Betsky, Pedersen, and Bingler have recently been arguing in Architect magazine and the New York Times over (among other things) whether architects should dictate their own path or follow the less effete road of consumer demand. In my opinion both approaches are valid—one doesn’t trump the other—and there is plenty of room for both radical and client-centered architecture. But neither will be effective if architects remain shut out of too much work.

This is the missing piece that architects need to address instead of fighting over their increasingly small piece of the pie. It’s the constant stream of projects built in this country without competent architects, like housing developments, retail and commercial centers, gas stations, and, yes, faux Italianate monstrosities from the likes of Geoff Palmer, who has concocted an empire from the vacuum created in a city, and a country that has gotten used to mediocrity.


Geoff Palmer’s Medici is an example of clients choosing profit over architecture.
Courtesy GH Palmer Associates

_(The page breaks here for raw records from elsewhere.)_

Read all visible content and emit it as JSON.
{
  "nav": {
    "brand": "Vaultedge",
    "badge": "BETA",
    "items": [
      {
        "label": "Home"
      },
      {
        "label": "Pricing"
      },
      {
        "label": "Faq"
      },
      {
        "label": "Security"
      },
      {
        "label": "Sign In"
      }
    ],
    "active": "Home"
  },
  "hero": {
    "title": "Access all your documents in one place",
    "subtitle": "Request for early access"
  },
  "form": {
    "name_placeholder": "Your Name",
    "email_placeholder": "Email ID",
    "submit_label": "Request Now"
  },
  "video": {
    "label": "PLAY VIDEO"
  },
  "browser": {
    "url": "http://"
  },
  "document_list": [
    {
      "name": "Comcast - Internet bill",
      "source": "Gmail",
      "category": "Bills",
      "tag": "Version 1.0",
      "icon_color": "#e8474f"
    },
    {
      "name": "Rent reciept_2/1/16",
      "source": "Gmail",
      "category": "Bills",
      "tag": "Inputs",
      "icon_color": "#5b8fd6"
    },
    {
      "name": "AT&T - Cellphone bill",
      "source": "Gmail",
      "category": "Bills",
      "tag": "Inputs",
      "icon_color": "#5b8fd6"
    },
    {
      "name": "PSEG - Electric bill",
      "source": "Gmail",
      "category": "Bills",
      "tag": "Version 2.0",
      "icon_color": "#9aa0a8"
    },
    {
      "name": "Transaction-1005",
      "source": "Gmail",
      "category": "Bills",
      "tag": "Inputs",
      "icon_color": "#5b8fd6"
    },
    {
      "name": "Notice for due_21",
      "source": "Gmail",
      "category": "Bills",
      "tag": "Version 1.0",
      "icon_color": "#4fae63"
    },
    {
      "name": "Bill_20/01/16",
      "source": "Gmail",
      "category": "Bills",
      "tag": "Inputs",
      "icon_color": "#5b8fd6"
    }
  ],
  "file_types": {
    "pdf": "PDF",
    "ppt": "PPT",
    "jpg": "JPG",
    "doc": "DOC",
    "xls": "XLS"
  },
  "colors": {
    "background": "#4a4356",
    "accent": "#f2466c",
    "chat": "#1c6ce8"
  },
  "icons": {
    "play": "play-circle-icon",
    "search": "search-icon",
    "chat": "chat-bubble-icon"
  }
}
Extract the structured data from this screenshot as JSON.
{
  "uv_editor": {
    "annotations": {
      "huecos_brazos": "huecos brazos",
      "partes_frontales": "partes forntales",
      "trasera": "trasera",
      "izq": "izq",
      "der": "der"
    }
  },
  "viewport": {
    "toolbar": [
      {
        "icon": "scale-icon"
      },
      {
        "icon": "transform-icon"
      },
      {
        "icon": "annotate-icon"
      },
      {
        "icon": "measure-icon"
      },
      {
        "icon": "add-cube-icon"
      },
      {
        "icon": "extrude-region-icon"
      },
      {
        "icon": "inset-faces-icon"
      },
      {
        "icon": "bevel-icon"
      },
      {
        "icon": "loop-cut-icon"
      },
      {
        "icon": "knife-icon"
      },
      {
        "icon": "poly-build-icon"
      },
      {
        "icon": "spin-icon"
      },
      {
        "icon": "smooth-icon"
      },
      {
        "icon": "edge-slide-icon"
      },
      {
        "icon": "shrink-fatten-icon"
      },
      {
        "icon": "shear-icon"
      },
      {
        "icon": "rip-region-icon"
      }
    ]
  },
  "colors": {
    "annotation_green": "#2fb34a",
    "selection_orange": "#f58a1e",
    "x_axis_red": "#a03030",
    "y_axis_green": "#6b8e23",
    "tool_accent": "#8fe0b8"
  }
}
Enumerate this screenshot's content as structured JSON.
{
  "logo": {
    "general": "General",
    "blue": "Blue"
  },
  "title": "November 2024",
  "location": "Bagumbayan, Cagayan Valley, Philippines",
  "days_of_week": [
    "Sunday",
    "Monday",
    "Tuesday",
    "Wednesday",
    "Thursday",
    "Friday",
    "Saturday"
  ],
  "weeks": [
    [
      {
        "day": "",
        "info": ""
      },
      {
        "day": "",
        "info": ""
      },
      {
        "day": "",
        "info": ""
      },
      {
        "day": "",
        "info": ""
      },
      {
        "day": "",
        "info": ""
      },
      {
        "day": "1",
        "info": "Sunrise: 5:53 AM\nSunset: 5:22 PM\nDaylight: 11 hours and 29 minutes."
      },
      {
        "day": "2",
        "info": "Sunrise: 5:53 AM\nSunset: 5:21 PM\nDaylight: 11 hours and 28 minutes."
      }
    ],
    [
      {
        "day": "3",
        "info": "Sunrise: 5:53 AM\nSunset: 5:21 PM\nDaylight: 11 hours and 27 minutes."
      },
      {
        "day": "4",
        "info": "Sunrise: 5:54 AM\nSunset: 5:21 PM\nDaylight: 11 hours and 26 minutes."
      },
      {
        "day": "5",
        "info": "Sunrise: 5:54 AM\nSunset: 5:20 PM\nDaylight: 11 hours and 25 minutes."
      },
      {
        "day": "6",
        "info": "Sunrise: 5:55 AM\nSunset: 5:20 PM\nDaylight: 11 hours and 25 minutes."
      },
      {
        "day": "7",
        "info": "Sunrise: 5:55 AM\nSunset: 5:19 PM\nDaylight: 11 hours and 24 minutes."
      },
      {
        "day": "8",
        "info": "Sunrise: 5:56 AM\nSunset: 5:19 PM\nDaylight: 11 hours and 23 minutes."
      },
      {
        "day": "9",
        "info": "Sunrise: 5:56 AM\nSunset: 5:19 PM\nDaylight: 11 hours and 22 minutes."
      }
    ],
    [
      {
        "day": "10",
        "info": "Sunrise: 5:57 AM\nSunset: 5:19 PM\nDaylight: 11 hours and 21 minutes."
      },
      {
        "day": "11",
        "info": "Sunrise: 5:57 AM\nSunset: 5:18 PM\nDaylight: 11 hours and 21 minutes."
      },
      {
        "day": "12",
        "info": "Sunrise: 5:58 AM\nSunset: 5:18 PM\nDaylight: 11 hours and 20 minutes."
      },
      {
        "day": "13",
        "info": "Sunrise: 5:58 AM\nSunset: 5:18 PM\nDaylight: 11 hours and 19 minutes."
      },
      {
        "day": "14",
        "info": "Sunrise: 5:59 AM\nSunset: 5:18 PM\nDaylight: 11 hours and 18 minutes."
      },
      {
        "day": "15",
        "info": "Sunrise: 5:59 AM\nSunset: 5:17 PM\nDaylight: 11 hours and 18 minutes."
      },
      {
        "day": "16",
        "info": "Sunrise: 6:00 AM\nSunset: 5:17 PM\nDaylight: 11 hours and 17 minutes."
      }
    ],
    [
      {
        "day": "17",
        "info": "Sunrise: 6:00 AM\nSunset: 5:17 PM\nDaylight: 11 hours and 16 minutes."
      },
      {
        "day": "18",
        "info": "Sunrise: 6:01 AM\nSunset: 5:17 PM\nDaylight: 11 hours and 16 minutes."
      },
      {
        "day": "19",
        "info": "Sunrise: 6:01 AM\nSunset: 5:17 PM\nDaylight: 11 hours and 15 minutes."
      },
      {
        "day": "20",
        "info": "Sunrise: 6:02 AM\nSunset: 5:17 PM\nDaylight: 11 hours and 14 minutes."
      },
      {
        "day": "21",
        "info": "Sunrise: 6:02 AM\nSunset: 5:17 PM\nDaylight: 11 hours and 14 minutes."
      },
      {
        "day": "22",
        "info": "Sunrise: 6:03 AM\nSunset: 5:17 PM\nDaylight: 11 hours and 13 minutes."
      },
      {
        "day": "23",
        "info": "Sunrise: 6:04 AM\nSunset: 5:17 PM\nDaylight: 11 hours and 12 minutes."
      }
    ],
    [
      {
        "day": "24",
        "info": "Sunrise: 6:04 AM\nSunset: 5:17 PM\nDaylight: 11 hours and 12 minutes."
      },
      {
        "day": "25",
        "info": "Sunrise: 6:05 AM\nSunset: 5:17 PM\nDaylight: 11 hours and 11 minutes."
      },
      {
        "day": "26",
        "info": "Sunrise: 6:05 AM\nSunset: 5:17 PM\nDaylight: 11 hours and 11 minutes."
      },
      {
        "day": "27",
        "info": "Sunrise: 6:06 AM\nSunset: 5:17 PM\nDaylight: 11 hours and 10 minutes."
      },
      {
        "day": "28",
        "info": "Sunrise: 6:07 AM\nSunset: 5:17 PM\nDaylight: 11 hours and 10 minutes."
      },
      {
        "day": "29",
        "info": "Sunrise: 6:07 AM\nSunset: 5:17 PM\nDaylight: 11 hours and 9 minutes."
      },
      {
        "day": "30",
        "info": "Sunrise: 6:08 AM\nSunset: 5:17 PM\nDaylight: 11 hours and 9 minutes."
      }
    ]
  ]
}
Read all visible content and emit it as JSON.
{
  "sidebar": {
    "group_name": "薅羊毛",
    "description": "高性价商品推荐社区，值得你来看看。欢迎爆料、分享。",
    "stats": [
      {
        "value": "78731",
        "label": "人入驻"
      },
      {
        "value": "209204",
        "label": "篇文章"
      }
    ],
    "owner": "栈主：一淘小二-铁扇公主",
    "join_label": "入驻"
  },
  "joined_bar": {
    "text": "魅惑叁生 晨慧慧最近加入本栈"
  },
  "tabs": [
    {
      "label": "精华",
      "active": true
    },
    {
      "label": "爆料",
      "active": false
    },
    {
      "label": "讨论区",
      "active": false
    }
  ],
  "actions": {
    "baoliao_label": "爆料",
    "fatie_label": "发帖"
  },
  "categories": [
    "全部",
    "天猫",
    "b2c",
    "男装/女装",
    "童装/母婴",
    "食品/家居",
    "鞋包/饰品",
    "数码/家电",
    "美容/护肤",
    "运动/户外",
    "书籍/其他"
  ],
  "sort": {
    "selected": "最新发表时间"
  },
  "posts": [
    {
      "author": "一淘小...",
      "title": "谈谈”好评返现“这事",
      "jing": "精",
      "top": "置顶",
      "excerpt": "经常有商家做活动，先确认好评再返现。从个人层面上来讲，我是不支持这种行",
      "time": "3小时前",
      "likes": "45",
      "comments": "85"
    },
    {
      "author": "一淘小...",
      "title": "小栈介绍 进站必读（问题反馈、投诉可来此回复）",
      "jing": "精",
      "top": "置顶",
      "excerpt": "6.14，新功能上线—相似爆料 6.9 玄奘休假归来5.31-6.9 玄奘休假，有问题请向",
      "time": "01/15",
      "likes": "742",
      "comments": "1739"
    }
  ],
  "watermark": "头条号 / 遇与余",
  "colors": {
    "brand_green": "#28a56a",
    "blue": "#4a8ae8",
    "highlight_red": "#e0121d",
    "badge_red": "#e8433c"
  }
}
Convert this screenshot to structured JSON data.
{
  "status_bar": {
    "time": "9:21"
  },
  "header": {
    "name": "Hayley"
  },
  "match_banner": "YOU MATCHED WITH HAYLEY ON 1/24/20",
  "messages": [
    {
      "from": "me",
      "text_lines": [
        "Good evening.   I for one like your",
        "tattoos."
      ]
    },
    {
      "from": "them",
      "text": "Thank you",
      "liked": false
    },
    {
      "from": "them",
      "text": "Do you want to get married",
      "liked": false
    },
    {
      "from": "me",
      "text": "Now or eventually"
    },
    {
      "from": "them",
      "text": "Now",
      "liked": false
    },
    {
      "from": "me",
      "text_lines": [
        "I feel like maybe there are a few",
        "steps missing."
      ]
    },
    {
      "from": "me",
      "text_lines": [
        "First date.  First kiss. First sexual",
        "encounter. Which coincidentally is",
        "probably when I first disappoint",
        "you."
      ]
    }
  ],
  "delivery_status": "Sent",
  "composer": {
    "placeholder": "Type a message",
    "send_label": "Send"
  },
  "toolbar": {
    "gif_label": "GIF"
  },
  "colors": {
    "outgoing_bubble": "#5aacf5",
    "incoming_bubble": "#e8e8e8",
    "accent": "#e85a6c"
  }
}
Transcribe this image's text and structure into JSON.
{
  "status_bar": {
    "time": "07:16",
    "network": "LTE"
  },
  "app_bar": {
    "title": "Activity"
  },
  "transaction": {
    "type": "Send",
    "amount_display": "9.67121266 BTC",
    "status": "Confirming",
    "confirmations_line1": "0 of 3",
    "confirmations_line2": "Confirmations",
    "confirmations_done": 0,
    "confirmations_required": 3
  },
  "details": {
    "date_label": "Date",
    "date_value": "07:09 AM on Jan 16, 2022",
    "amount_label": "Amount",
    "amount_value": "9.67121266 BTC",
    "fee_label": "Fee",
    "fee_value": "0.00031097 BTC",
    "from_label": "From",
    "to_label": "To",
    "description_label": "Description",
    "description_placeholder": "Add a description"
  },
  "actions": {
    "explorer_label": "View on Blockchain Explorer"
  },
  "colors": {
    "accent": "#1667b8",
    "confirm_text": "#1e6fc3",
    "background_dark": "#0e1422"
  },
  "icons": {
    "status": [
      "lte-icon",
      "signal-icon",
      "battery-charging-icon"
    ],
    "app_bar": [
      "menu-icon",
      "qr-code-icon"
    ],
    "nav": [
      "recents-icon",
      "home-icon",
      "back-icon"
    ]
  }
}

“Architecture for the masses,” as the modernists liked to call it, has been largely ceded to corporate developers, who are by their nature large, risk-averse, and sometimes leave architects out of the equation altogether. Of course they sometimes hire top architects, and many are well-intentioned, but since they, by nature, need to generate high profits they more often resort to a pro forma model, where building envelopes, plans, and programs look similar everywhere, with a few flourishes thrown in to cater to locality. This is the 98 percent of work that Frank Gehry recently called “pure shit.”

The Independent’s Jay Merrick summed this situation up superbly: “Architects serve commercial forces that are generally uninterested in the complex qualities of place, aesthetics, and history.”

After following this field for well more than a decade I’m high on the talent and sophistication of most architects. I’m less sanguine about the system and the clients that they work (or in many cases don’t work) under. All have drastically different priorities.

This wasn’t always the case. Sophisticated architects were once regularly commissioned by enlightened developers to design excellent housing developments, bowling alleys, offices, and coffee shops (like the beloved Norms that Angelenos recently fought to save). They weren’t just building houses for the rich, museums for wealthy institutions, and headquarters for the wealthiest and trendiest. They worked for everybody, and they brought style and livability to everyone’s lives. Now the type of developer who commissioned this work struggles on the fringe (burdened by unimaginative banks and corporate-favoring regulations), leaving architects to largely fend for themselves.

The AIA’s efforts to give architects a voice through well-produced commercials is laudable, and helps give them a face in the public consciousness. But dispassionate corporate clients aren’t moved by touching stories. We can best demonstrate the value of architecture through effective case studies, through the language of hard numbers and money, and by hammering home what people really want—quality. Only then can we return architecture to the masses. It doesn’t matter if it’s a starchitect doing it or a corporate firm or a struggling startup. There is a thirst for better work, in any type of language, from edgy to traditional. America is tired of banality, and it doesn’t care if the replacement is contemporary or traditional. As long as they’re carried out well, styles don’t matter. In fact, the more styles and the more approaches the better.